Soon, however, the tradition was tamed. Social democrats limited the struggle to a symbolic protest, while they put their cards on elections, taking part in government and very limited reforms within the system. The Bolsheviks who took power in 1917 in the Russian Revolution, turned the First of May into a celebration of the new regime. Their political fellow thinkers in similar regimes did the same. On the First of May, workers in such regimes were allowed to celebrate their own oppression, carried out in their own name. Even fascists took up May Day, as a day to emphasize Labour for the Fatherland. The first country where May Day was declared an official holiday, was Soviet Russia. The second country where this happened, was Nazi Germany. In that way, a tradition that belonged to us was forged into a weapon against us.

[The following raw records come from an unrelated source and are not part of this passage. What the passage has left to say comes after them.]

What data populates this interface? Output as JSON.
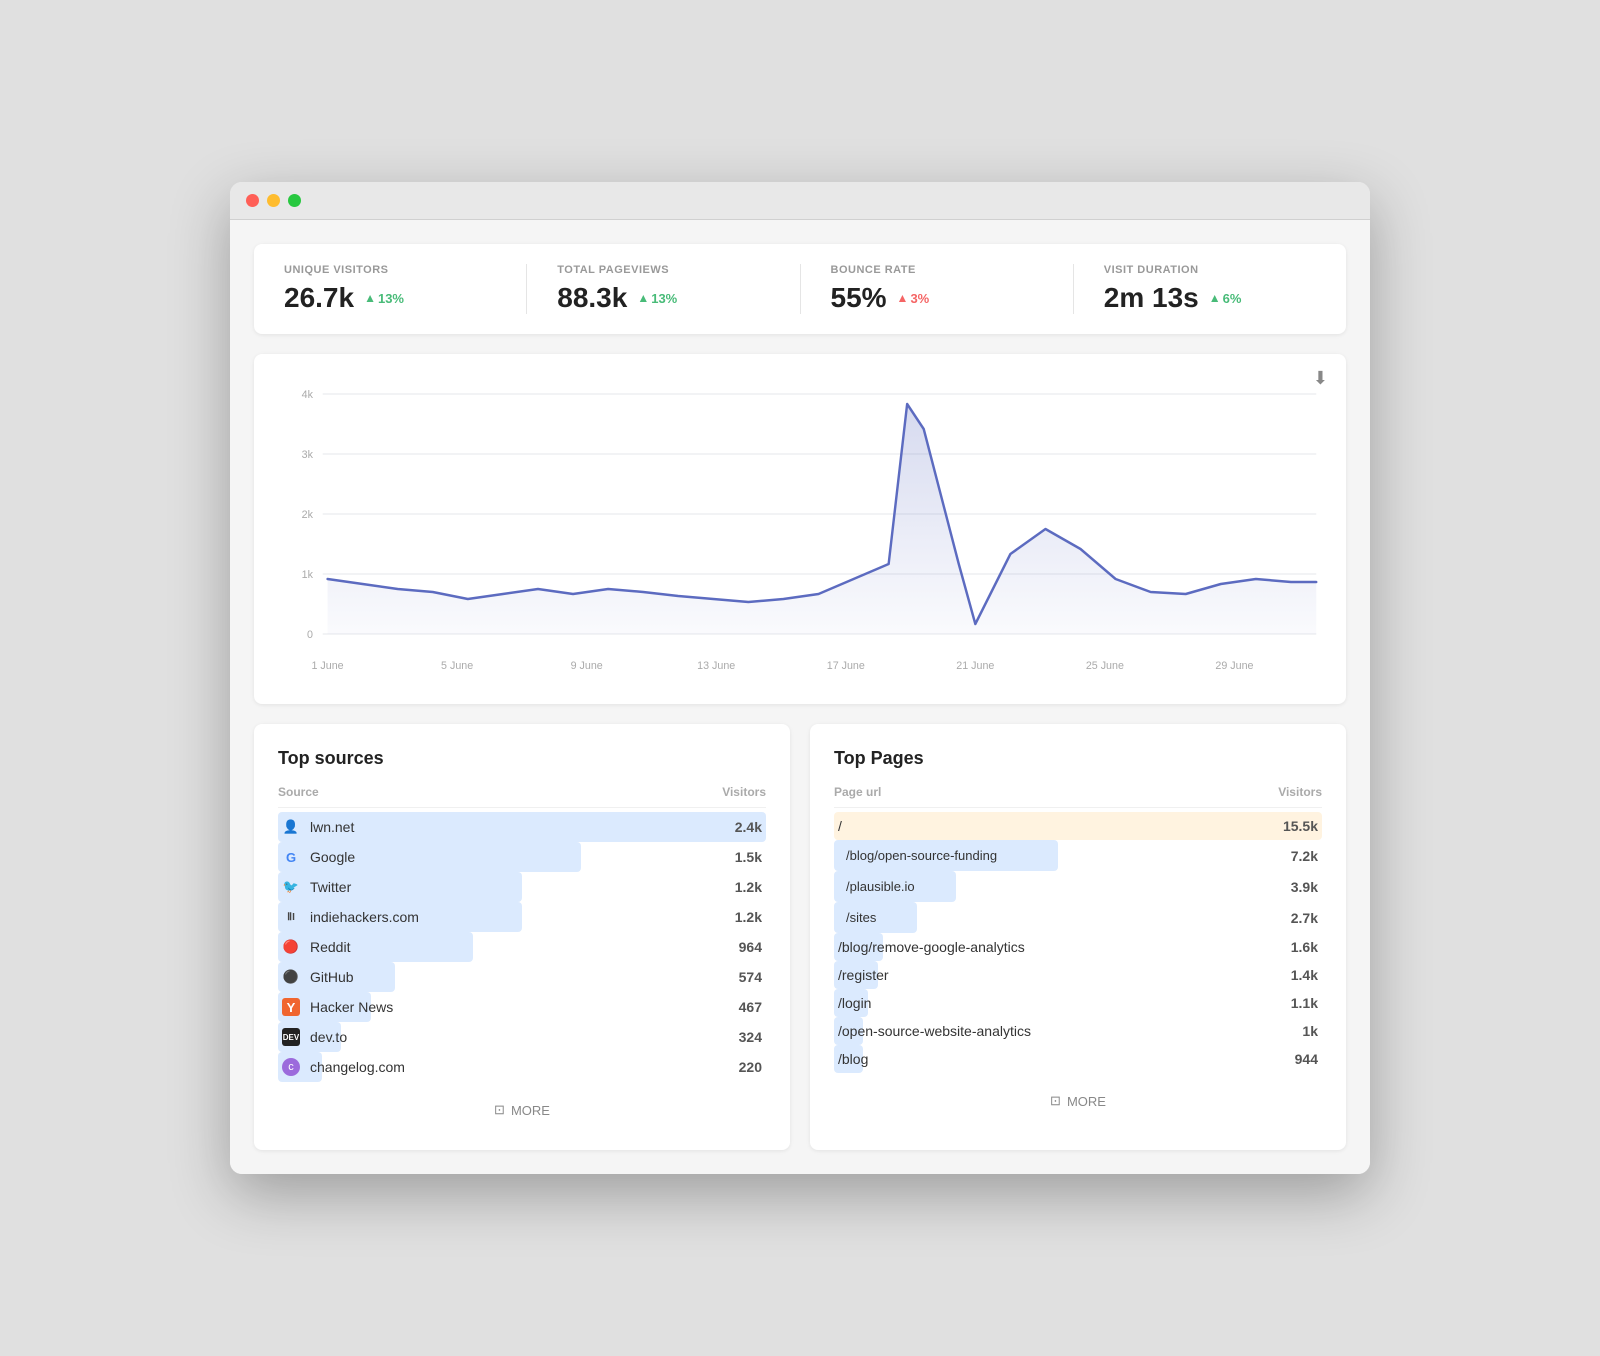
{
  "window": {
    "dots": [
      "red",
      "yellow",
      "green"
    ]
  },
  "stats": [
    {
      "id": "unique-visitors",
      "label": "UNIQUE VISITORS",
      "value": "26.7k",
      "change": "13%",
      "direction": "up",
      "color": "green"
    },
    {
      "id": "total-pageviews",
      "label": "TOTAL PAGEVIEWS",
      "value": "88.3k",
      "change": "13%",
      "direction": "up",
      "color": "green"
    },
    {
      "id": "bounce-rate",
      "label": "BOUNCE RATE",
      "value": "55%",
      "change": "3%",
      "direction": "up",
      "color": "red"
    },
    {
      "id": "visit-duration",
      "label": "VISIT DURATION",
      "value": "2m 13s",
      "change": "6%",
      "direction": "up",
      "color": "green"
    }
  ],
  "chart": {
    "y_labels": [
      "4k",
      "3k",
      "2k",
      "1k",
      "0"
    ],
    "x_labels": [
      "1 June",
      "5 June",
      "9 June",
      "13 June",
      "17 June",
      "21 June",
      "25 June",
      "29 June"
    ],
    "download_label": "⬇"
  },
  "top_sources": {
    "title": "Top sources",
    "col_source": "Source",
    "col_visitors": "Visitors",
    "more_label": "MORE",
    "rows": [
      {
        "name": "lwn.net",
        "value": "2.4k",
        "bar_pct": 100,
        "icon": "👤",
        "bar_color": "#dbeafe"
      },
      {
        "name": "Google",
        "value": "1.5k",
        "bar_pct": 62,
        "icon": "G",
        "icon_color": "#4285F4",
        "bar_color": "#dbeafe"
      },
      {
        "name": "Twitter",
        "value": "1.2k",
        "bar_pct": 50,
        "icon": "🐦",
        "bar_color": "#dbeafe"
      },
      {
        "name": "indiehackers.com",
        "value": "1.2k",
        "bar_pct": 50,
        "icon": "ⅡI",
        "bar_color": "#dbeafe"
      },
      {
        "name": "Reddit",
        "value": "964",
        "bar_pct": 40,
        "icon": "🔴",
        "bar_color": "#dbeafe"
      },
      {
        "name": "GitHub",
        "value": "574",
        "bar_pct": 24,
        "icon": "⚫",
        "bar_color": "#dbeafe"
      },
      {
        "name": "Hacker News",
        "value": "467",
        "bar_pct": 19,
        "icon": "Y",
        "icon_color": "#f0652f",
        "bar_color": "#dbeafe"
      },
      {
        "name": "dev.to",
        "value": "324",
        "bar_pct": 13,
        "icon": "DEV",
        "bar_color": "#dbeafe"
      },
      {
        "name": "changelog.com",
        "value": "220",
        "bar_pct": 9,
        "icon": "c",
        "bar_color": "#dbeafe"
      }
    ]
  },
  "top_pages": {
    "title": "Top Pages",
    "col_page": "Page url",
    "col_visitors": "Visitors",
    "more_label": "MORE",
    "rows": [
      {
        "url": "/",
        "value": "15.5k",
        "bar_pct": 100,
        "bar_color": "#fff3e0"
      },
      {
        "url": "/blog/open-source-funding",
        "value": "7.2k",
        "bar_pct": 46,
        "bar_color": "#dbeafe"
      },
      {
        "url": "/plausible.io",
        "value": "3.9k",
        "bar_pct": 25,
        "bar_color": "#dbeafe"
      },
      {
        "url": "/sites",
        "value": "2.7k",
        "bar_pct": 17,
        "bar_color": "#dbeafe"
      },
      {
        "url": "/blog/remove-google-analytics",
        "value": "1.6k",
        "bar_pct": 10,
        "bar_color": "#dbeafe"
      },
      {
        "url": "/register",
        "value": "1.4k",
        "bar_pct": 9,
        "bar_color": "#dbeafe"
      },
      {
        "url": "/login",
        "value": "1.1k",
        "bar_pct": 7,
        "bar_color": "#dbeafe"
      },
      {
        "url": "/open-source-website-analytics",
        "value": "1k",
        "bar_pct": 6,
        "bar_color": "#dbeafe"
      },
      {
        "url": "/blog",
        "value": "944",
        "bar_pct": 6,
        "bar_color": "#dbeafe"
      }
    ]
  }
}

All these distortions of what the First of May is about are an attack on and an insult to what it stands for: a fight for bread and freedom. That struggle continued, often underground, often marginalized. In the Netherlands it was especially the Orange tradition of 30 April (for many years the date that the birthday of the queen was celebrated), what encouraged loyalty to the state. This loyalty stands opposite to the solidarity of workers crossing all borders.

Still, there always have been groups that continued to celebrate May Day. Workers and other oppressed stand opposed to capital, the state and their assistants, just as in 1886. We still have working hours that are too long, wages that are too low, irregular, heavy workloads, and public services that are destroyed by austerity. Others still play boss over us and destroy our lives. Protest encounters police violence all too often, sometimes with deadly results. The fight of yesterday is the fight of today, and we need to win that fight.

To stoke up the fighting spirit, to show that worldwide solidarity is alive and kicking, to show that we defend and support each other, whatever our origin, skin colour, gender, sexual orientation might be. That is why we celebrate the First of May. On May 2 we continue the fight! Until this world is liberated from the dictatorship of state, capital and everything that keeps us in subjection.

Autonomen Brabant